Even though synthetic midurethral slings represented the most common surgical approach since the mid 90’s, due to their minimally invasive character, nowadays, lots of concerns have been raised among medical community concerning their serious long-term complications such as, mesh erosion, vaginal extrusion, urethral erosion and injury, groin, thigh or pelvic pain, recurrent infections and dyspareunia.
These complications forced FDA (Food and Drug Administration) to issue a warning against their use, leading the implementation concerning autologous facial slings come back in to the surface.
Despite the fact that the use of autologous fascial slings depicts a more invasive and challenging approach to treat SUI, there are notably more benefits regarding postoperative outcome, as well as decreased rate of potential complications when compared to TVT (Tension-free Vaginal Tape) and TOT (Trans Obturator Tape). Although, more trials and data must be conducted in order to be considered as main approach.
Aim of this analytic review consists efficacy’s depiction of the autologous fascial slings according to recent bibliography and the role they could play in the near future concerning optimal therapeutic strategy of SUI.

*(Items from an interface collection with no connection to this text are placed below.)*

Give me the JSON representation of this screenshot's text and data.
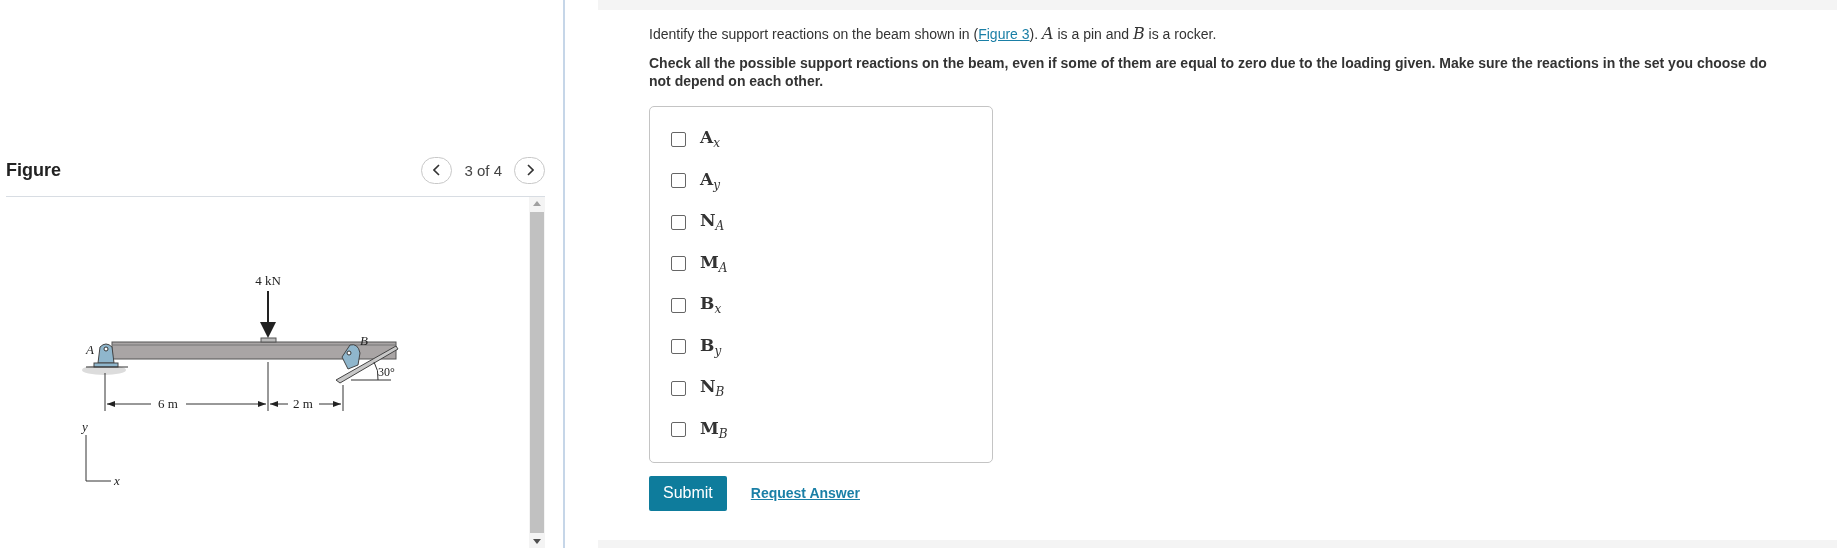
{
  "figure": {
    "title": "Figure",
    "pager": "3 of 4",
    "diagram": {
      "load": "4 kN",
      "point_a": "A",
      "point_b": "B",
      "angle": "30°",
      "span_1": "6 m",
      "span_2": "2 m",
      "axis_y": "y",
      "axis_x": "x"
    }
  },
  "question": {
    "intro_before": "Identify the support reactions on the beam shown in (",
    "link": "Figure 3",
    "intro_after": "). *A* is a pin and *B* is a rocker.",
    "instruction": "Check all the possible support reactions on the beam, even if some of them are equal to zero due to the loading given. Make sure the reactions in the set you choose do not depend on each other.",
    "options": [
      {
        "label": "A$_{x}$",
        "checked": false
      },
      {
        "label": "A$_{y}$",
        "checked": false
      },
      {
        "label": "N$_{A}$",
        "checked": false
      },
      {
        "label": "M$_{A}$",
        "checked": false
      },
      {
        "label": "B$_{x}$",
        "checked": false
      },
      {
        "label": "B$_{y}$",
        "checked": false
      },
      {
        "label": "N$_{B}$",
        "checked": false
      },
      {
        "label": "M$_{B}$",
        "checked": false
      }
    ]
  },
  "actions": {
    "submit": "Submit",
    "request": "Request Answer"
  }
}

stress urinary incontinence, autologous fascial slings, midurethral slings